An Ohio man accused of joining Al Qaeda in the early 1990s has pleaded guilty to planning terrorist attacks in the United States and Europe.
On June 3, 2008, Christopher Paul, 44, pleaded guilty in U.S. district court in Columbus, Ohio, to one count of conspiracy to use a weapon of mass destruction in terrorist attacks. Prosecutors agreed to drop charges of providing material support to terrorists and conspiracy to provide support to terrorists as part of a plea deal.
"Today's guilty plea brings an end to the long, dangerous career of Christopher Paul, an Ohio native who joined al Qaeda in the early 1990s, fought in Afghanistan and Bosnia and conspired with others to target Americans both at home and abroad," said Patrick Rowan, the Acting Assistant Attorney General for National Security.
Paul faces a 20 year sentence, according to the agreement. He also agreed to affirm a three-page summary detailing his alleged involvement in Al Qaeda.
Paul was arrested by FBI agents outside of his Columbus apartment on April 11, 2007, after a four-year investigation, which spanned eight different countries on three continents, according to the FBI. Prior to his arrest, Paul taught martial arts at a Columbus mosque.
Paul allegedly plotted to target resorts in Europe and U.S. military bases overseas between April 1999 and January 2000, according to the indictment. During that time, Paul traveled to Germany to train co-conspirators to use explosives and sent a wire transfer of $1760 from the U.S. to an alleged co-conspirator in Germany, prosecutors allege.

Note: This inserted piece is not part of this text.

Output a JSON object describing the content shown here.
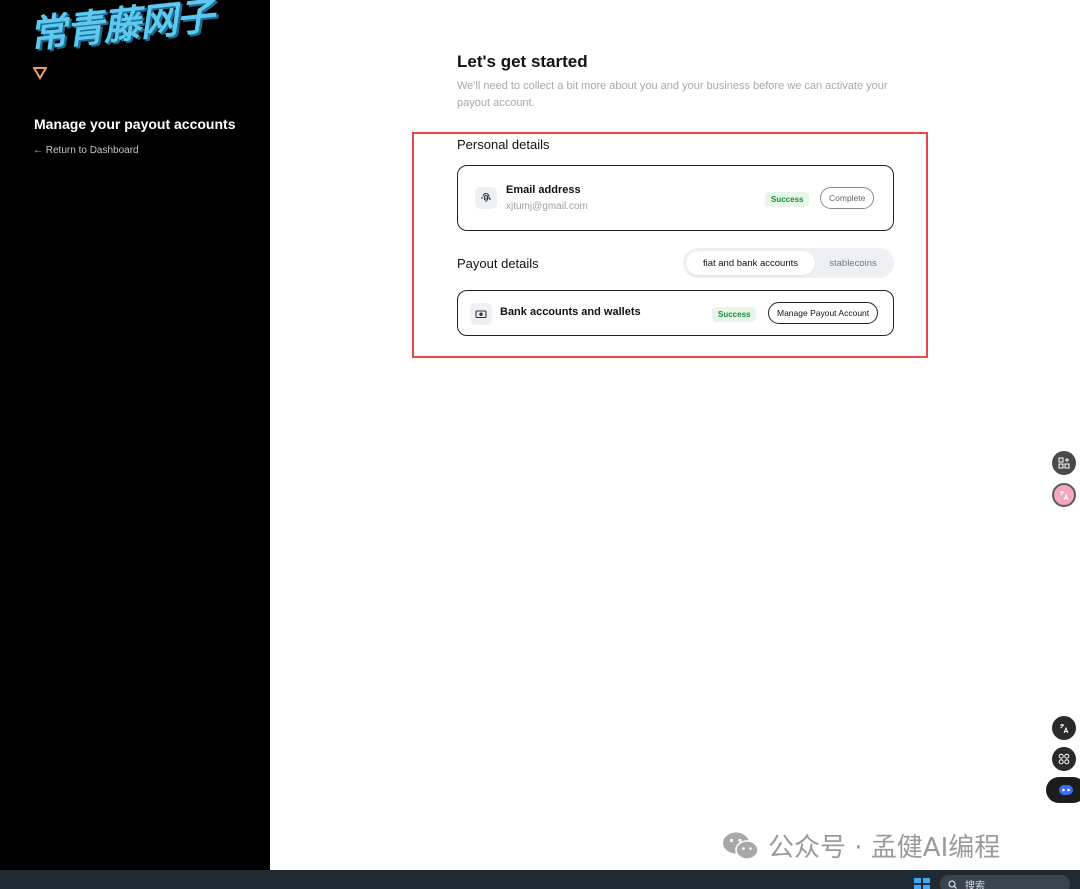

Paul's alleged ties to Al Qaeda date back to the early 1990s when he traveled to a terrorist training camp in Afghanistan and later joined Al Qaeda in Pakistan. Paul was also accused of conducting training at Burr Oak State Park in Glouster, Ohio, in 1998 with several co-conspirators, the indictment states.
Paul, who converted to Islam in 1989, is the third Ohioan in five years to plead guilty to terrorist acts. According to court records, Paul is linked to Nuradin Abdi, a Somali man arrested in 2003 for a plot to blow up a Columbus-area shopping mall. Abdi, who was sentenced to ten years in prison in 2007, listed Paul as a personal reference on a government employment application. Items seized from Paul's North Side apartment, including a laser range finder and a night vision scope, will be used as evidence against Abdi.

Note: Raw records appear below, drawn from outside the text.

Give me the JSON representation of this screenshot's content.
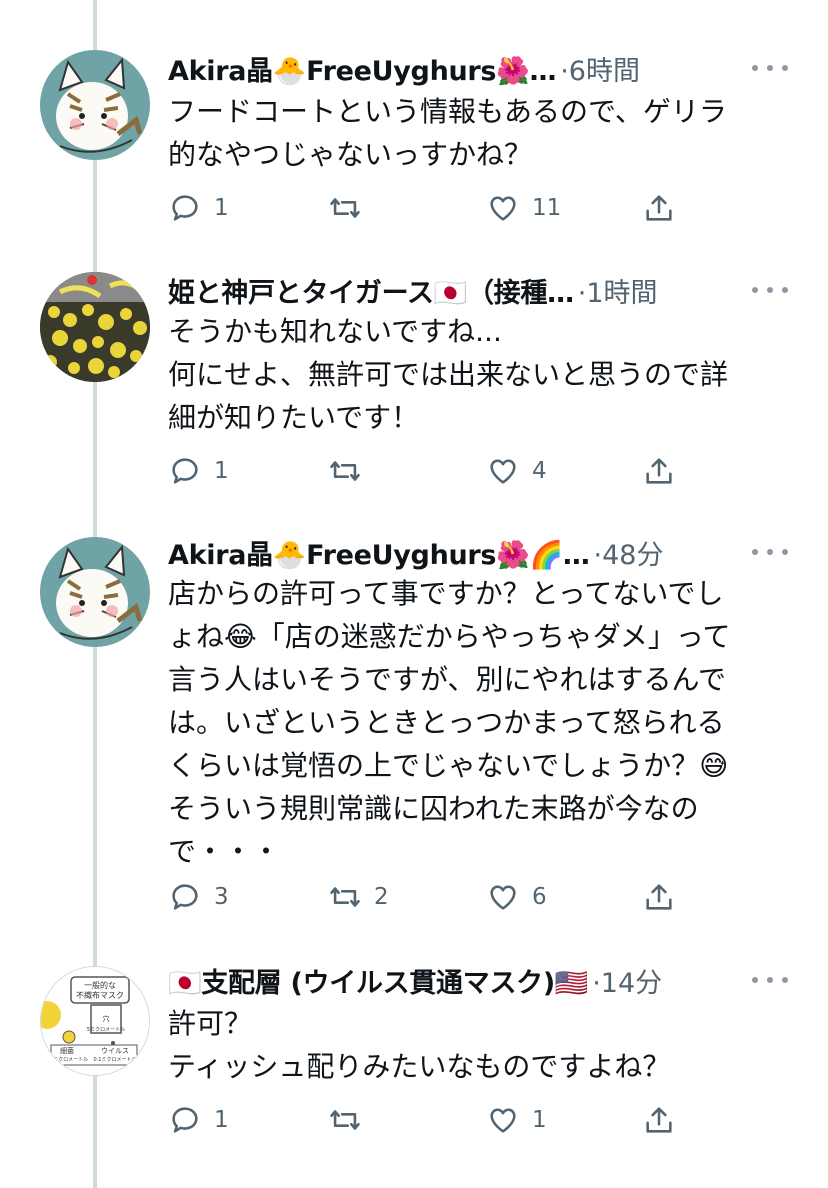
{
  "tweets": [
    {
      "name": "Akira晶🐣FreeUyghurs🌺…",
      "meta": "·6時間",
      "text": "フードコートという情報もあるので、ゲリラ\n的なやつじゃないっすかね？",
      "reply_count": "1",
      "retweet_count": "",
      "like_count": "11",
      "avatar": "cat-illustration-avatar"
    },
    {
      "name": "姫と神戸とタイガース🇯🇵（接種…",
      "meta": "·1時間",
      "text": "そうかも知れないですね...\n何にせよ、無許可では出来ないと思うので詳\n細が知りたいです！",
      "reply_count": "1",
      "retweet_count": "",
      "like_count": "4",
      "avatar": "stadium-crowd-avatar"
    },
    {
      "name": "Akira晶🐣FreeUyghurs🌺🌈…",
      "meta": "·48分",
      "text": "店からの許可って事ですか？とってないでし\nょね😂「店の迷惑だからやっちゃダメ」って\n言う人はいそうですが、別にやれはするんで\nは。いざというときとっつかまって怒られる\nくらいは覚悟の上でじゃないでしょうか？😅\nそういう規則常識に囚われた末路が今なの\nで・・・",
      "reply_count": "3",
      "retweet_count": "2",
      "like_count": "6",
      "avatar": "cat-illustration-avatar"
    },
    {
      "name": "🇯🇵支配層 (ウイルス貫通マスク)🇺🇸",
      "meta": "·14分",
      "text": "許可？\nティッシュ配りみたいなものですよね？",
      "reply_count": "1",
      "retweet_count": "",
      "like_count": "1",
      "avatar": "mask-diagram-avatar",
      "avatar_text": {
        "line1": "一般的な",
        "line2": "不織布マスク",
        "hole": "穴",
        "size": "5ミクロメートル",
        "label1": "細菌",
        "size1": "~2ミクロメートル",
        "label2": "ウイルス",
        "size2": "0.1ミクロメートル"
      }
    }
  ],
  "colors": {
    "text": "#0f1419",
    "secondary": "#536471",
    "thread_line": "#cfd9de",
    "icon": "#536471"
  }
}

In addition to the laser range finder and night vision scope, authorities found a fax machine that contained names, phone numbers and contact information for key Al Qaeda leadership and associates during a search of Paul's residence. Paul allegedly also stored, among other things, a book on improvised land mines at his fathers' home.

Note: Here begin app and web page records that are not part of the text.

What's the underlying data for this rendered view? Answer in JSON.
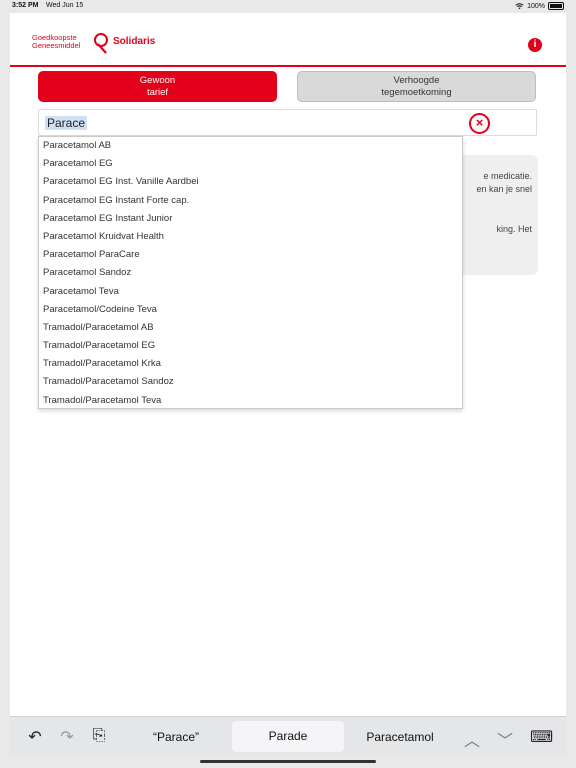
{
  "status_bar": {
    "time": "3:52 PM",
    "date": "Wed Jun 15",
    "battery": "100%"
  },
  "header": {
    "logo_line1": "Goedkoopste",
    "logo_line2": "Geneesmiddel",
    "brand": "Solidaris",
    "info_icon": "i"
  },
  "tabs": [
    {
      "line1": "Gewoon",
      "line2": "tarief",
      "active": true
    },
    {
      "line1": "Verhoogde",
      "line2": "tegemoetkoming",
      "active": false
    }
  ],
  "search": {
    "value": "Parace",
    "clear_icon": "×"
  },
  "card_partial": {
    "line1": "e medicatie.",
    "line2": "en kan je snel",
    "line3": "king. Het"
  },
  "suggestions": [
    "Paracetamol AB",
    "Paracetamol EG",
    "Paracetamol EG Inst. Vanille Aardbei",
    "Paracetamol EG Instant Forte cap.",
    "Paracetamol EG Instant Junior",
    "Paracetamol Kruidvat Health",
    "Paracetamol ParaCare",
    "Paracetamol Sandoz",
    "Paracetamol Teva",
    "Paracetamol/Codeine Teva",
    "Tramadol/Paracetamol AB",
    "Tramadol/Paracetamol EG",
    "Tramadol/Paracetamol Krka",
    "Tramadol/Paracetamol Sandoz",
    "Tramadol/Paracetamol Teva"
  ],
  "keyboard_bar": {
    "undo_icon": "↶",
    "redo_icon": "↷",
    "paste_icon": "⎘",
    "suggestion_left": "“Parace”",
    "suggestion_mid": "Parade",
    "suggestion_right": "Paracetamol",
    "up_icon": "︿",
    "down_icon": "﹀",
    "keyboard_icon": "⌨"
  },
  "colors": {
    "brand_red": "#e2001a"
  }
}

Paul's former roommate, Iyman Faris, was sentenced to 20 years in prison for providing material support and resources to Al Qaeda in 2003. Faris admitted that he had plotted to blow up the Brooklyn Bridge and a train in Washington, D.C. In March 2003, Faris told government agents that he, Paul and Abdi discussed blowing up a Columbus-area shopping mall.